Additionally, the damage that periodontal disease can do is far greater in a diabetic patient than one without diabetes. This is because healing in diabetics may be impaired, allowing the periodontal disease to cause far more destruction at a faster rate.
Diabetes and Periodontal Disease, A Two Way Street
Not only does diabetes affect periodontal disease, periodontal disease has been shown to affect a patients’ diabetes. The relationship is a two way street. Periodontal disease may make it more difficult for patients with diabetes to control their blood sugar.
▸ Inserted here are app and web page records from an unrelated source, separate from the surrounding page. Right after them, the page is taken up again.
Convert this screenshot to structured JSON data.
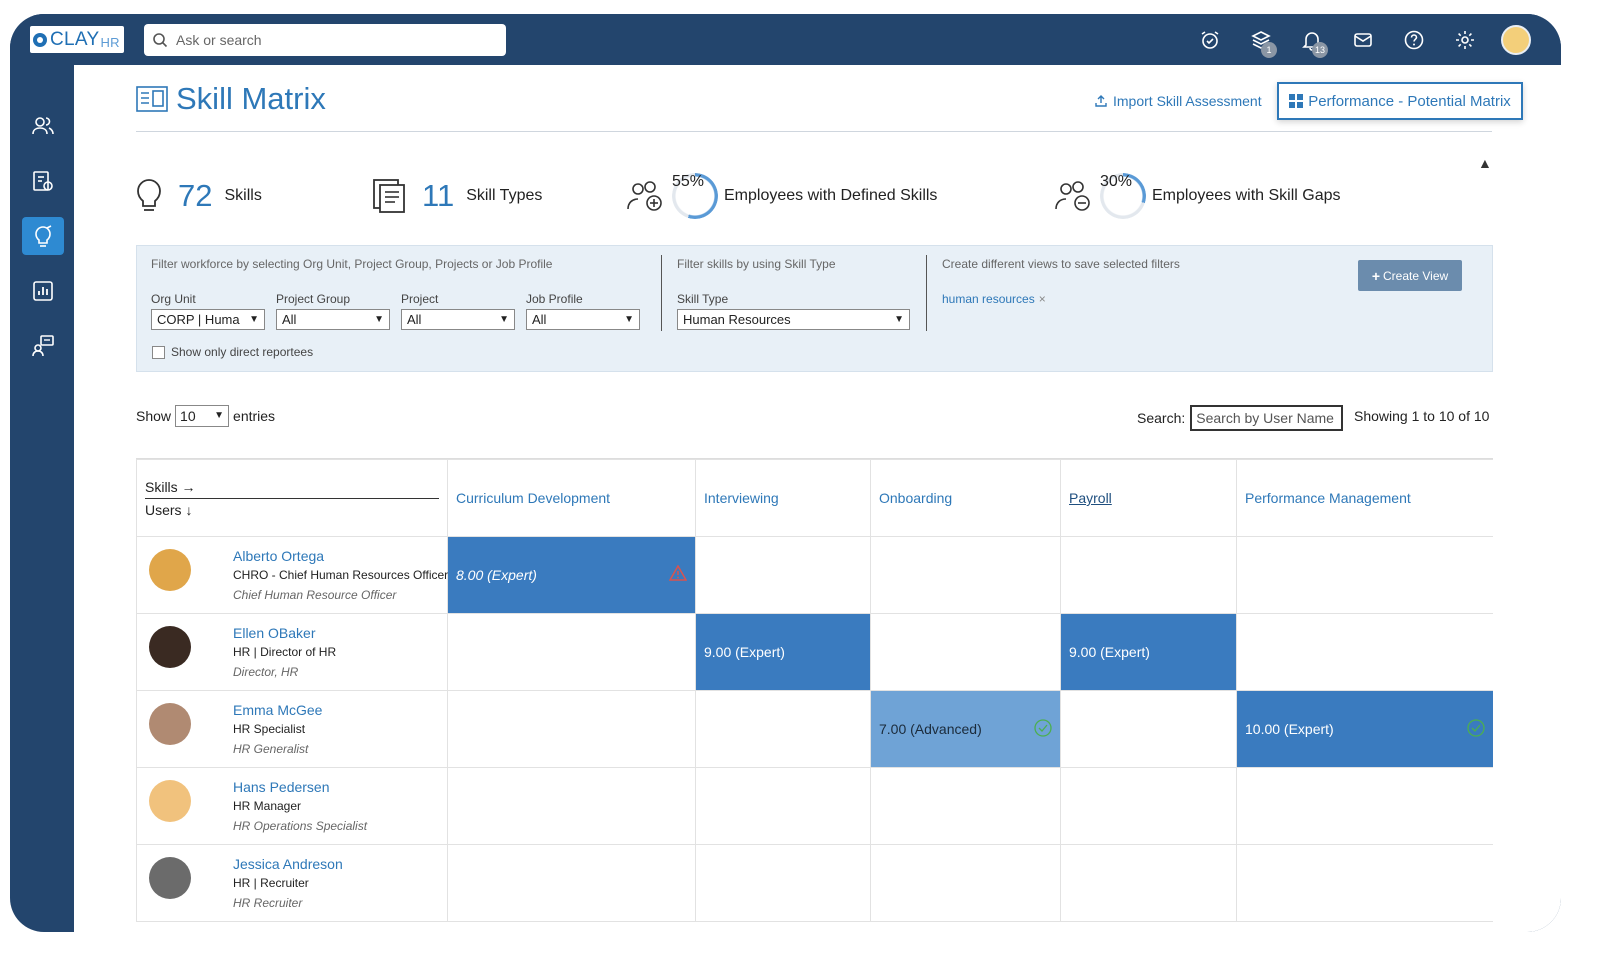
{
  "app": {
    "logo_text": "CLAY",
    "logo_sub": "HR"
  },
  "header": {
    "search_placeholder": "Ask or search",
    "badges": {
      "layers": "1",
      "notifications": "13"
    },
    "icons": [
      "alarm-clock-icon",
      "layers-icon",
      "bell-icon",
      "mail-icon",
      "help-icon",
      "gear-icon",
      "avatar"
    ]
  },
  "sidebar": {
    "items": [
      {
        "name": "people-icon",
        "active": false
      },
      {
        "name": "compensation-icon",
        "active": false
      },
      {
        "name": "skills-bulb-icon",
        "active": true
      },
      {
        "name": "reports-chart-icon",
        "active": false
      },
      {
        "name": "org-chart-icon",
        "active": false
      }
    ]
  },
  "page": {
    "title": "Skill Matrix",
    "import_label": "Import Skill Assessment",
    "perf_label": "Performance - Potential Matrix"
  },
  "stats": {
    "skills_count": "72",
    "skills_label": "Skills",
    "types_count": "11",
    "types_label": "Skill Types",
    "defined_pct": "55%",
    "defined_pct_value": 0.55,
    "defined_label": "Employees with Defined Skills",
    "gaps_pct": "30%",
    "gaps_pct_value": 0.3,
    "gaps_label": "Employees with Skill Gaps"
  },
  "filters": {
    "hint_workforce": "Filter workforce by selecting Org Unit, Project Group, Projects or Job Profile",
    "hint_skills": "Filter skills by using Skill Type",
    "hint_views": "Create different views to save selected filters",
    "org_unit_label": "Org Unit",
    "org_unit_value": "CORP | Huma",
    "project_group_label": "Project Group",
    "project_group_value": "All",
    "project_label": "Project",
    "project_value": "All",
    "job_profile_label": "Job Profile",
    "job_profile_value": "All",
    "skill_type_label": "Skill Type",
    "skill_type_value": "Human Resources",
    "direct_reportees_label": "Show only direct reportees",
    "saved_view": "human resources",
    "create_view_label": "Create View"
  },
  "table_controls": {
    "show_label": "Show",
    "entries_value": "10",
    "entries_label": "entries",
    "search_label": "Search:",
    "search_placeholder": "Search by User Name",
    "showing_text": "Showing 1 to 10 of 10"
  },
  "matrix": {
    "corner_skills": "Skills →",
    "corner_users": "Users ↓",
    "skills": [
      "Curriculum Development",
      "Interviewing",
      "Onboarding",
      "Payroll",
      "Performance Management"
    ],
    "users": [
      {
        "name": "Alberto Ortega",
        "job": "CHRO - Chief Human Resources Officer",
        "title": "Chief Human Resource Officer",
        "avatar_color": "#e0a64a",
        "cells": [
          "8.00 (Expert)",
          "",
          "",
          "",
          ""
        ]
      },
      {
        "name": "Ellen OBaker",
        "job": "HR | Director of HR",
        "title": "Director, HR",
        "avatar_color": "#3a2a22",
        "cells": [
          "",
          "9.00 (Expert)",
          "",
          "9.00 (Expert)",
          ""
        ]
      },
      {
        "name": "Emma McGee",
        "job": "HR Specialist",
        "title": "HR Generalist",
        "avatar_color": "#b08a72",
        "cells": [
          "",
          "",
          "7.00 (Advanced)",
          "",
          "10.00 (Expert)"
        ]
      },
      {
        "name": "Hans Pedersen",
        "job": "HR Manager",
        "title": "HR Operations Specialist",
        "avatar_color": "#f1c27d",
        "cells": [
          "",
          "",
          "",
          "",
          ""
        ]
      },
      {
        "name": "Jessica Andreson",
        "job": "HR | Recruiter",
        "title": "HR Recruiter",
        "avatar_color": "#6b6b6b",
        "cells": [
          "",
          "",
          "",
          "",
          ""
        ]
      }
    ]
  },
  "colors": {
    "navy": "#23456d",
    "accent": "#2e78b8",
    "expert": "#3a7bbf",
    "advanced": "#6fa3d6",
    "warning": "#d9534f",
    "ok": "#4caf50"
  }
}
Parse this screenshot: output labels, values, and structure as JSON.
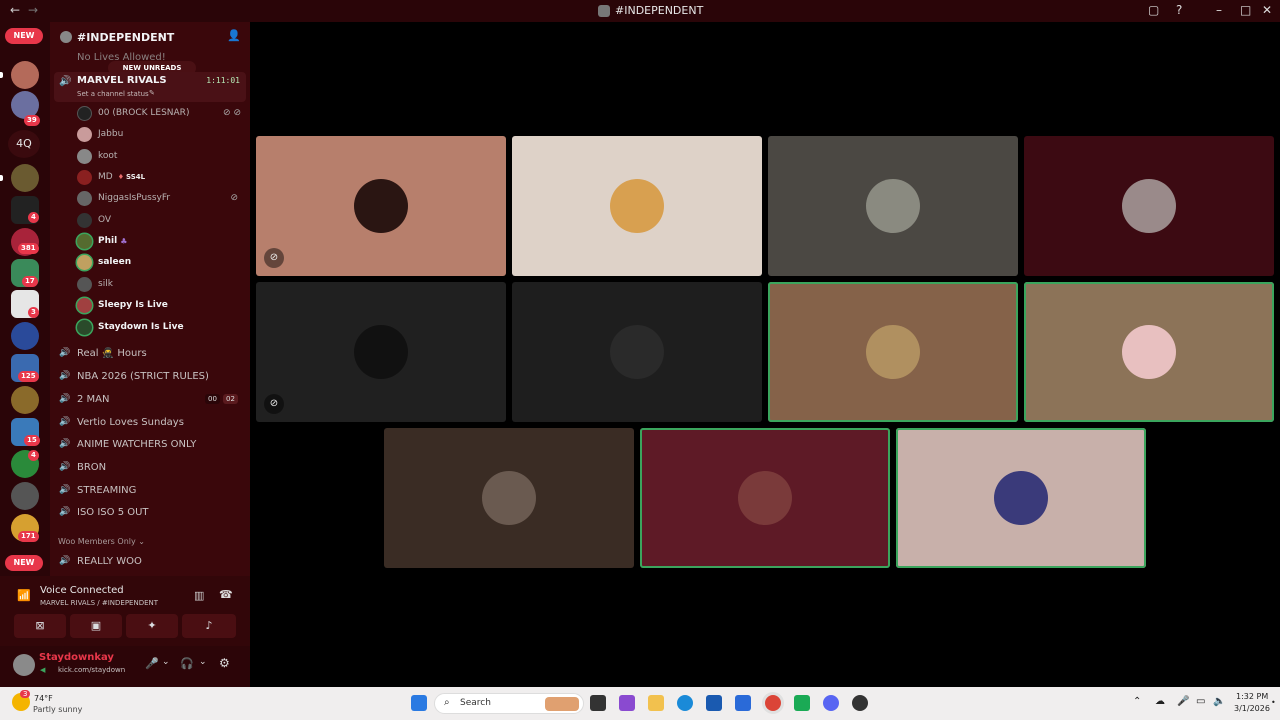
{
  "window": {
    "title": "#INDEPENDENT",
    "back_icon": "arrow-left-icon",
    "forward_icon": "arrow-right-icon"
  },
  "guilds": {
    "items": [
      {
        "name": "server-1",
        "color": "#8a2d2d",
        "badge": "NEW",
        "badge_type": "pill"
      },
      {
        "name": "server-2",
        "color": "#b46a5a",
        "badge": ""
      },
      {
        "name": "server-3",
        "color": "#6b6fa0",
        "badge": "39"
      },
      {
        "name": "server-4q",
        "text": "4Q",
        "color": "#3a0a0e",
        "badge": ""
      },
      {
        "name": "server-5",
        "color": "#6a5a30",
        "badge": ""
      },
      {
        "name": "server-6",
        "color": "#222",
        "badge": "4"
      },
      {
        "name": "server-7",
        "color": "#a8233a",
        "badge": "381"
      },
      {
        "name": "server-8",
        "color": "#3a8a5a",
        "badge": "17"
      },
      {
        "name": "server-9",
        "color": "#e6e6e6",
        "badge": "3"
      },
      {
        "name": "server-10",
        "color": "#2a4a9a",
        "badge": ""
      },
      {
        "name": "server-11",
        "color": "#3a6ab0",
        "badge": "125"
      },
      {
        "name": "server-12",
        "color": "#8a6a2a",
        "badge": ""
      },
      {
        "name": "server-13",
        "color": "#3a7aba",
        "badge": "15"
      },
      {
        "name": "server-14",
        "color": "#2a8a3a",
        "badge": "4"
      },
      {
        "name": "server-15",
        "color": "#555",
        "badge": ""
      },
      {
        "name": "server-16",
        "color": "#d6a030",
        "badge": "171"
      },
      {
        "name": "server-17",
        "color": "#8a2d2d",
        "badge": "NEW",
        "badge_type": "pill"
      }
    ]
  },
  "sidebar": {
    "server_name": "#INDEPENDENT",
    "add_member_icon": "person-add-icon",
    "partial_channel": "No Lives Allowed!",
    "new_unreads": "NEW UNREADS",
    "active_channel": {
      "name": "MARVEL RIVALS",
      "timer": "1:11:01",
      "status_prompt": "Set a channel status"
    },
    "voice_users": [
      {
        "name": "00 (BROCK LESNAR)",
        "color": "#222",
        "icons": "muted,deafened",
        "bold": false
      },
      {
        "name": "Jabbu",
        "color": "#c99b9b",
        "icons": "",
        "bold": false
      },
      {
        "name": "koot",
        "color": "#888",
        "icons": "",
        "bold": false
      },
      {
        "name": "MD",
        "tag": "SS4L",
        "color": "#8a2020",
        "icons": "",
        "bold": false
      },
      {
        "name": "NiggasIsPussyFr",
        "color": "#666",
        "icons": "muted",
        "bold": false
      },
      {
        "name": "OV",
        "color": "#333",
        "icons": "",
        "bold": false
      },
      {
        "name": "Phil",
        "color": "#556b2f",
        "icons": "",
        "bold": true
      },
      {
        "name": "saleen",
        "color": "#c0a060",
        "icons": "",
        "bold": true
      },
      {
        "name": "silk",
        "color": "#555",
        "icons": "",
        "bold": false
      },
      {
        "name": "Sleepy Is Live",
        "color": "#a04040",
        "icons": "",
        "bold": true
      },
      {
        "name": "Staydown Is Live",
        "color": "#2a4a2a",
        "icons": "",
        "bold": true
      }
    ],
    "channels": [
      {
        "name": "Real 🥷 Hours",
        "extra": ""
      },
      {
        "name": "NBA 2026 (STRICT RULES)",
        "extra": ""
      },
      {
        "name": "2 MAN",
        "extra_a": "00",
        "extra_b": "02"
      },
      {
        "name": "Vertio Loves Sundays",
        "extra": ""
      },
      {
        "name": "ANIME WATCHERS ONLY",
        "extra": ""
      },
      {
        "name": "BRON",
        "extra": ""
      },
      {
        "name": "STREAMING",
        "extra": ""
      },
      {
        "name": "ISO ISO 5 OUT",
        "extra": ""
      }
    ],
    "category": "Woo Members Only",
    "category_channel": "REALLY WOO"
  },
  "rtc": {
    "status": "Voice Connected",
    "location": "MARVEL RIVALS / #INDEPENDENT"
  },
  "user": {
    "name": "Staydownkay",
    "subtitle": "kick.com/staydown"
  },
  "tiles": [
    {
      "bg": "#b77f6c",
      "avatar": "#2a1512",
      "muted": true,
      "speaking": false
    },
    {
      "bg": "#ded2c8",
      "avatar": "#d8a050",
      "muted": false,
      "speaking": false
    },
    {
      "bg": "#4b4843",
      "avatar": "#8a8a80",
      "muted": false,
      "speaking": false
    },
    {
      "bg": "#3c0a12",
      "avatar": "#9a8a8a",
      "muted": false,
      "speaking": false
    },
    {
      "bg": "#202020",
      "avatar": "#111",
      "muted": true,
      "speaking": false
    },
    {
      "bg": "#1e1e1e",
      "avatar": "#2a2a2a",
      "muted": false,
      "speaking": false
    },
    {
      "bg": "#856249",
      "avatar": "#b09060",
      "muted": false,
      "speaking": true
    },
    {
      "bg": "#8c7358",
      "avatar": "#e8c0c0",
      "muted": false,
      "speaking": true
    },
    {
      "bg": "#3a2c24",
      "avatar": "#6a5a50",
      "muted": false,
      "speaking": false
    },
    {
      "bg": "#5e1a26",
      "avatar": "#7a3a3a",
      "muted": false,
      "speaking": true
    },
    {
      "bg": "#c8b0aa",
      "avatar": "#3a3a7a",
      "muted": false,
      "speaking": true
    }
  ],
  "taskbar": {
    "weather_temp": "74°F",
    "weather_desc": "Partly sunny",
    "weather_badge": "3",
    "search": "Search",
    "time": "1:32 PM",
    "date": "3/1/2026"
  }
}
Periodontal disease has been shown to increase blood sugar which contributes to increased periods of time when the body functions with high blood sugar. Bacterial infections, like periodontal disease, can affect the patient’s metabolism making it far more complicated to maintain healthy blood sugar levels. And because periodontal disease is a chronic infection, it has a negative impact on the diabetic’s ability to maintain control of their metabolic status. All of these effects can increase your risk for diabetes complications such as glaucoma, neuropathy, and high blood pressure.
Several studies have found that treating periodontal disease helps diabetics control their blood sugars. One such study of 113 Pima Indians, published in the Journal of Periodontology (1997), found that when the Indian’s periodontal infections were treated, the management of their diabetes markedly improved!
Treatment of Periodontal Disease in the Diabetic
If you have diabetes, schedule an appointment today to learn if you have periodontal disease. Treatment options for periodontal disease vary and can help you maintain and control your diabetic status. If you are diabetic it is crucial for you to have healthy gums. Healthy gums will make it easier for you to control your blood sugar levels ultimately saving you time, effort, and money!